I don’t know about most of you out there, but, for me, there’s always been something lacking in the Winter Olympics.

Don’t get me wrong, I’ve still been watching as much as I can in between cramming for my last midterms. Any time Shaun White does his thing, I can’t help but daydream about how much better my life would be if I were him.

But, when I compare these to the summer games — especially 2008’s drama-filled event in Beijing — I have been really struggling to get into it.

Maybe my eye is just too untrained to see the differences and little quirks, but there’s only so many times I can watch a person ski down a hill or skate on a sheet of ice before it all starts to look exactly the same.

And it’s not like I don’t “get” it. I grew up in Michigan, and I’ve been snowboarding since I could strap on a board. Only now, after watching so many people race the same course over and over, do I appreciate what my mom did for me back then, sitting in a ski lodge and pretending not to be bored to tears as I waved to her from the bottom of the hill.

Part of the problem stems from NBC’s coverage of the games. The diversity and variety of events chosen for broadcast and the amount of airtime for live events haven’t been great. I think they did a better job two years ago, but that’s for another column altogether.

Long story short, I was about to give up on Vancouver 2010.

Then, one day after class last week, I found my personal Winter Games savior.

I got home and plopped down on the couch. One of my housemates had absentmindedly turned on NBC or one of its affiliates while he was surfing the Internet.

It just happened to be curling, and I’ve just happened to be enthralled ever since.

I wish I could tell you more about why I find the sport so damn intriguing. It’s slow-moving, highly mental and it appears as if the physical qualifications for athletes range from Extreme Couch Potato to Pro Bowling Association member.

Not to mention that I could probably watch an entire season of The Wire in the time it takes for them to play one game — or is it a match? Or a set? I don’t know. Whatever, you get the point.

But I can’t look away. The USA women’s 6-5 win over Great Britain — which ended in the 11th after the English screwed up on a very makeable toss (at least, I think that’s what happened) — was probably the most exciting thing for me during the Olympics so far. It was incredible.

I’m starting to pick up on the rules. Forgive me if I’m wrong, but the winner of each round is the one with a stone closest to the middle. Then, the winning team gets one point for each stone they have closer to the middle than the other team’s closest stone. Whew. Confused? Yeah, me too, a little.

But that’s part of the fun. That’s what I’ve been looking for. The Summer Games offer a myriad of sports that seem exotic and fun — handball, water polo, fencing. The best part of watching them is learning how they’re played as you watch. You get invested, and even if America’s not in it anymore, you still care.

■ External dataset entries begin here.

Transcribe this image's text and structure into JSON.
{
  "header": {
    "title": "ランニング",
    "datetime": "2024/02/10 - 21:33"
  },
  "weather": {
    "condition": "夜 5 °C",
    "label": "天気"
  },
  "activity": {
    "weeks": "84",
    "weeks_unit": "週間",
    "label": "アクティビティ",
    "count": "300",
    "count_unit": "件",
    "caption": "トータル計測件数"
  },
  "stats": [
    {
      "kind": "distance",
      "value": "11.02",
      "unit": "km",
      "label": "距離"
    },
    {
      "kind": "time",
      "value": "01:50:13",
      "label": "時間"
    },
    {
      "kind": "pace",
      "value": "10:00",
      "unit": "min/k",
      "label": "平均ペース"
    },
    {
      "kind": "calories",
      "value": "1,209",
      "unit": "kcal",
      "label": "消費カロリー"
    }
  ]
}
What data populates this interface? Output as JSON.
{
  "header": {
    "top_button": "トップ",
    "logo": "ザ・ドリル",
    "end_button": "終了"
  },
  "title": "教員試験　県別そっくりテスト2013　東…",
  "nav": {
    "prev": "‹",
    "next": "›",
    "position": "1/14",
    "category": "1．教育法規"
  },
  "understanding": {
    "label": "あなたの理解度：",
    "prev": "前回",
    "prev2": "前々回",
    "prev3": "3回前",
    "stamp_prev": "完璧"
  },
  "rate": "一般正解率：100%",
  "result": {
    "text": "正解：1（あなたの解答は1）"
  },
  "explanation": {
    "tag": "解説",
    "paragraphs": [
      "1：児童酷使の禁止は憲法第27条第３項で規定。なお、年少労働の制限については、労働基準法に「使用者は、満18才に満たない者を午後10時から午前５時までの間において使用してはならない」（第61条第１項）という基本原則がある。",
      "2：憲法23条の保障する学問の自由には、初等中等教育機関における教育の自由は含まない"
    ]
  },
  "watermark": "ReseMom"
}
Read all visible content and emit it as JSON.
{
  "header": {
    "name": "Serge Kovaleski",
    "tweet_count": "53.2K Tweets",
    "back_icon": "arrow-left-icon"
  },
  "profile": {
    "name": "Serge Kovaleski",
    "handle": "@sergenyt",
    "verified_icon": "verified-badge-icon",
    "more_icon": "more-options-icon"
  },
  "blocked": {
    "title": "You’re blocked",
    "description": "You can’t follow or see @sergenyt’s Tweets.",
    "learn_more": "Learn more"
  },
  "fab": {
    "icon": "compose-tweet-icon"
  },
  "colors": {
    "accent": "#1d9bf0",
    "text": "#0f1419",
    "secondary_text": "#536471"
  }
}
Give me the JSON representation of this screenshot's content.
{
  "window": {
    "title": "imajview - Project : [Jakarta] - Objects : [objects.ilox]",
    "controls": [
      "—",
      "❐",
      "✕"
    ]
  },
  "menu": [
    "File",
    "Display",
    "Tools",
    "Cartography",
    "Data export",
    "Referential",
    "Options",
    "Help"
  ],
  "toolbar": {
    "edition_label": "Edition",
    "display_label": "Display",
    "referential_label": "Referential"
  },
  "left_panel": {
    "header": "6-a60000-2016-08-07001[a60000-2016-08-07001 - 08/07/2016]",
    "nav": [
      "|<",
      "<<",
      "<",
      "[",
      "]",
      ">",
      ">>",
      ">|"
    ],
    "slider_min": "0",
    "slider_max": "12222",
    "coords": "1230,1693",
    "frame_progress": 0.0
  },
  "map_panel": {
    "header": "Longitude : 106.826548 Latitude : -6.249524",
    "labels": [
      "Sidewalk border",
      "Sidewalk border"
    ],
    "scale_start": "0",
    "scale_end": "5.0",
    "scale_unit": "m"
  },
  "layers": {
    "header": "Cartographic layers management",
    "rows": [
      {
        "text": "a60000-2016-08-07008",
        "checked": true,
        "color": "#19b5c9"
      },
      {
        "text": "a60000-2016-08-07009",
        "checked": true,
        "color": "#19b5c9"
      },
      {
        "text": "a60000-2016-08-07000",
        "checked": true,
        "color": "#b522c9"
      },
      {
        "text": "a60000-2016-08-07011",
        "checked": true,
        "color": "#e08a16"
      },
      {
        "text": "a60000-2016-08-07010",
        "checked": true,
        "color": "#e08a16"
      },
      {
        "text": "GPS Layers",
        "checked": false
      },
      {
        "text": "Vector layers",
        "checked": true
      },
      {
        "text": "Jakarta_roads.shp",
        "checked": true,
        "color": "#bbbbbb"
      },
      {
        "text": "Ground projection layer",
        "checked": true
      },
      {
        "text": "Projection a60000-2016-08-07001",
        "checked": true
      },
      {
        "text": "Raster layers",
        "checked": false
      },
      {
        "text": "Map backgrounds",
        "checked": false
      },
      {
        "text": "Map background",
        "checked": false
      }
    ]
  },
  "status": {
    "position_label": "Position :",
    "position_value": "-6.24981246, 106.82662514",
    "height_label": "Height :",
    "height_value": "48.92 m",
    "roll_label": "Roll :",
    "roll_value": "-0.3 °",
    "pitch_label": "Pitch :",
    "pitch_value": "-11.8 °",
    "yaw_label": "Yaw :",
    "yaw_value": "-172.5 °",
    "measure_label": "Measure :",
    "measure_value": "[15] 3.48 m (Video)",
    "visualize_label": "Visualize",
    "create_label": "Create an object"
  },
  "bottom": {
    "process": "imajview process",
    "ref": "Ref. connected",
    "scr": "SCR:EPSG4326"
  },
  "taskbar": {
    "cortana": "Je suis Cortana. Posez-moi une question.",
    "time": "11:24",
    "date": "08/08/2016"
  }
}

What’s there to figure out about most Winter games? You go downhill. Maybe do a flip. Maybe, on very rare occasions, shoot a gun. But curling offers that same kind of fun.

And, America or no America, I’ll be glued to my TV next Saturday for the gold medal game. And by then, I’ll at least know what’s going on.

— If they sold curling jerseys, Reid would buy a Calgary WC Cheryl Bernard one. He can be reached at andyreid@umich.edu.

Leave a comment

Your email address will not be published.